Our guide to ADSL broadband will tell you more.
Fibre broadband is usually faster and tends to be more reliable than ADSL broadband. Speeds generally range between 30 and 1000Mbps (or 1Gbps). At least part of your fibre broadband’s journey to your home broadband router is via fibre-optic cables. Generally speaking, the more your connection uses fibre-optic cables, the faster your broadband speed will be.
You can read more in our fibre broadband guide.
You’ll usually need to have a landline phone connection to get home broadband, but it’s up to you whether you use it to make calls. If you don’t have a landline connection to your home already then you will generally have to have one installed as part of your package. Some rolling monthly broadband packages include a certain amount of calls, for example at weekends, and you can choose to bundle in more if you enjoy chatting on your landline.
If you have plenty of call time included with your mobile phone contract, though, you could become one of the growing numbers of UK households who don’t bother connecting a handset to their landline.
If you want to bundle in TV with your monthly rolling broadband contract, Virgin Media or NOW Broadband might be your best bets, as most other providers who do TV packages require a longer-term commitment. Or you could simply go for Freeview and sign up to Netflix or Amazon Prime – both very portable – to extend your TV viewing options while remaining flexible.
Before you decide on a short-term contract, it’s worth considering other options that will give you a broadband connection without having to have one installed in your home.
With most mobile phone contracts, you can use your data allowance to get online on your laptop and other internet-enabled devices by creating a mobile ‘hotspot’. This is known as tethering and means your mobile device acts as a portable wireless router. This could work fine for minor or occasional tasks but if you’re a heavy internet user you could soon use up your mobile data allowance and potentially incur extra charges, so keep an eye on your usage.
A mobile broadband deal with a dongle or MiFi router will give you portable broadband connection wherever you go and you can get monthly rolling contracts.
Find out more in our mobile broadband guide.
You’ll find free Wi-Fi hotspots in many places throughout the UK and beyond. Lots of restaurants and coffee shops offer free Wi-Fi and are happy for you to connect for the price of a coffee or snack. Shopping centres, stations and other areas within many towns and city centres also offer free Wi-Fi. But be careful - open Wi-Fi is much more prone to hackers, so try not to perform any tasks that involve your personal information when using it.

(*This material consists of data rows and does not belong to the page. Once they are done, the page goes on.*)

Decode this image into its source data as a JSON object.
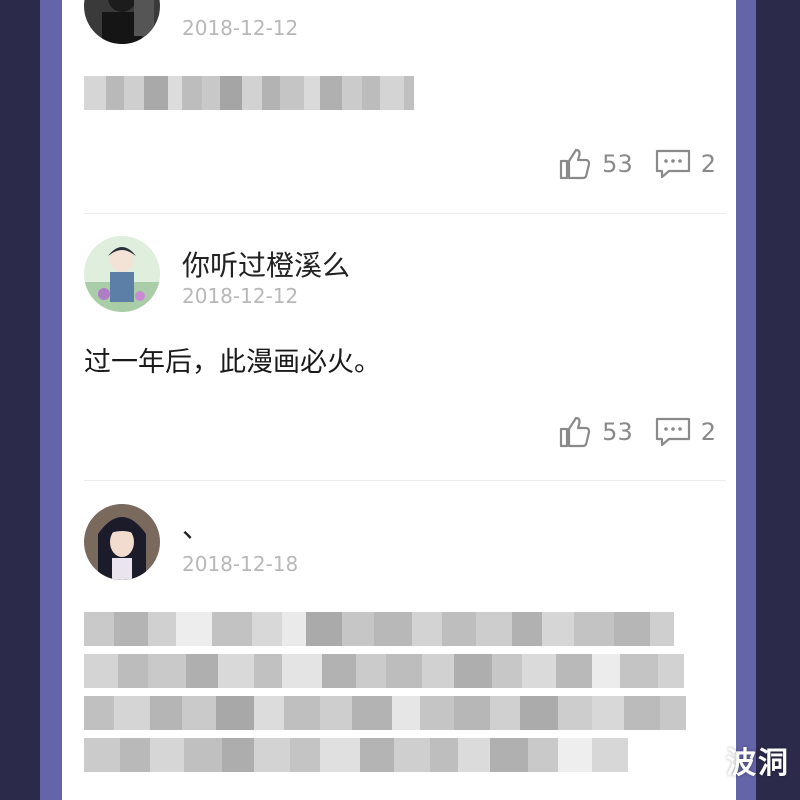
{
  "comments": [
    {
      "username": "",
      "date": "2018-12-12",
      "likes": "53",
      "replies": "2"
    },
    {
      "username": "你听过橙溪么",
      "date": "2018-12-12",
      "text": "过一年后，此漫画必火。",
      "likes": "53",
      "replies": "2"
    },
    {
      "username": "、",
      "date": "2018-12-18"
    }
  ],
  "icons": {
    "like": "thumbs-up-icon",
    "reply": "comment-bubble-icon"
  },
  "watermark": {
    "text": "波洞"
  },
  "colors": {
    "background": "#2b2a4a",
    "frame": "#6464a8",
    "card": "#ffffff",
    "date": "#b8b8b8",
    "action": "#8a8a8a"
  }
}
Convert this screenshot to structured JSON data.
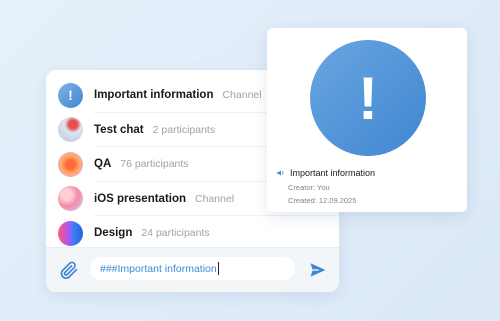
{
  "chats": [
    {
      "name": "Important information",
      "meta": "Channel",
      "avatar_glyph": "!"
    },
    {
      "name": "Test chat",
      "meta": "2 participants"
    },
    {
      "name": "QA",
      "meta": "76 participants"
    },
    {
      "name": "iOS presentation",
      "meta": "Channel"
    },
    {
      "name": "Design",
      "meta": "24 participants"
    }
  ],
  "composer": {
    "text": "###Important information",
    "attach_icon": "paperclip-icon",
    "send_icon": "send-icon"
  },
  "info_card": {
    "glyph": "!",
    "title": "Important information",
    "creator": "Creator: You",
    "created": "Created: 12.09.2025",
    "title_icon": "megaphone-icon"
  },
  "colors": {
    "accent": "#3f86d2",
    "background": "#dfebf8",
    "meta_text": "#9aa3ad"
  }
}
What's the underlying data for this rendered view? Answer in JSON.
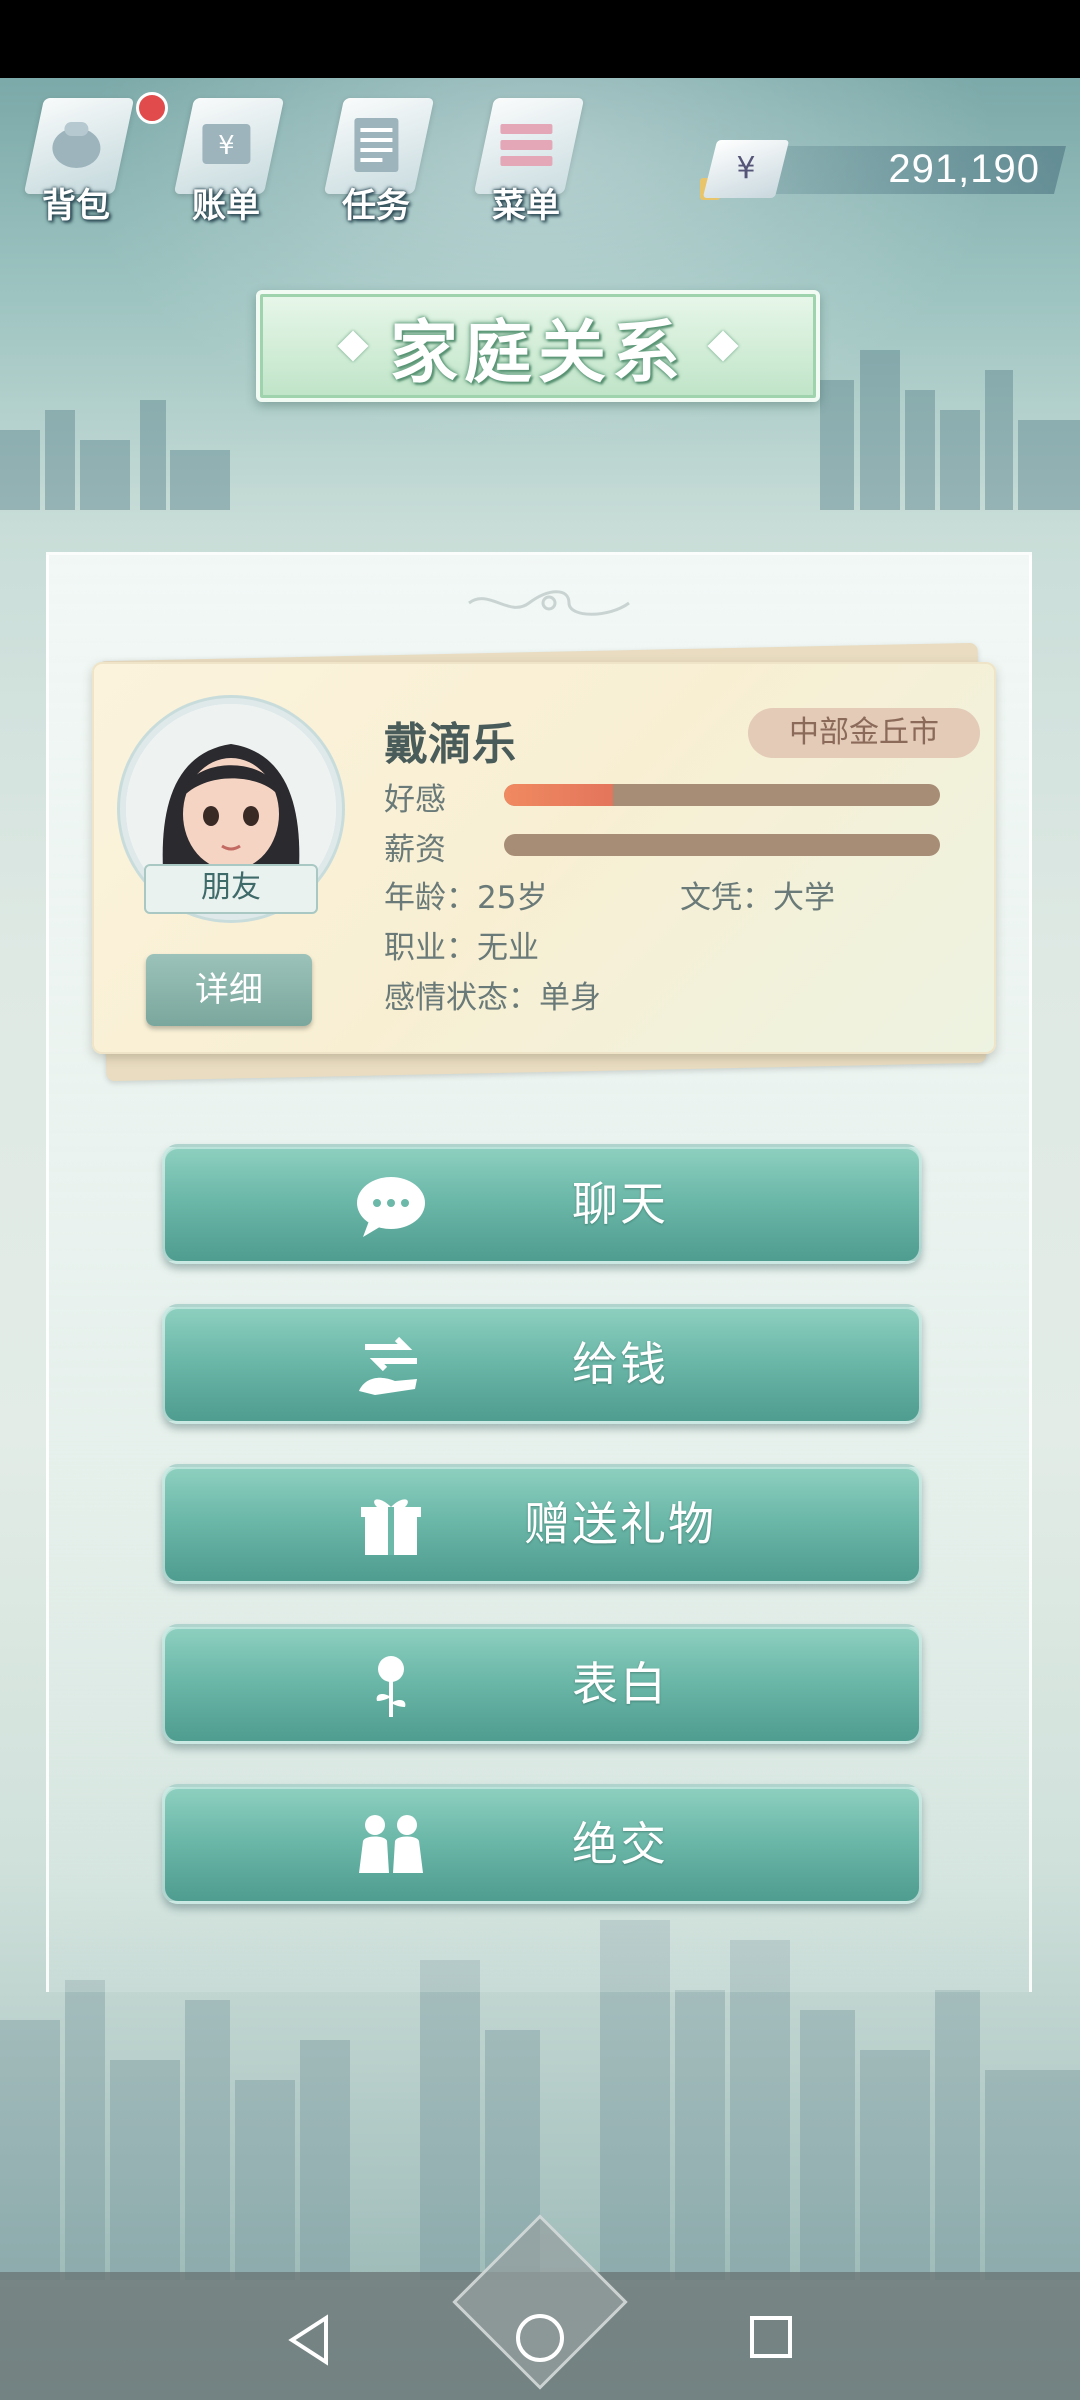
{
  "topnav": {
    "items": [
      {
        "label": "背包",
        "icon": "backpack-icon"
      },
      {
        "label": "账单",
        "icon": "bill-icon"
      },
      {
        "label": "任务",
        "icon": "task-icon"
      },
      {
        "label": "菜单",
        "icon": "menu-icon"
      }
    ],
    "currency_symbol": "¥",
    "money": "291,190"
  },
  "title": "家庭关系",
  "character": {
    "name": "戴滴乐",
    "location": "中部金丘市",
    "relation": "朋友",
    "detail_label": "详细",
    "stats": {
      "affection_label": "好感",
      "affection_level": 0.25,
      "salary_label": "薪资",
      "salary_level": 0.0
    },
    "age": "年龄：25岁",
    "education": "文凭：大学",
    "job": "职业：无业",
    "relationship_status": "感情状态：单身"
  },
  "actions": [
    {
      "label": "聊天",
      "icon": "chat-bubble-icon"
    },
    {
      "label": "给钱",
      "icon": "give-money-icon"
    },
    {
      "label": "赠送礼物",
      "icon": "gift-icon"
    },
    {
      "label": "表白",
      "icon": "rose-icon"
    },
    {
      "label": "绝交",
      "icon": "couple-icon"
    }
  ],
  "colors": {
    "accent": "#6cb8a9",
    "affection_bar": "#e3755c",
    "bar_track": "#a88d76"
  }
}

If you want to connect to free Wi-Fi for longer, your local library is a great place to go. You can usually take along your own mobile, tablet or laptop and connect to their Wi-Fi for free, and many will have computers available for members of the public to use, too.
For more information, have a look at our Wi-Fi hotspots guide.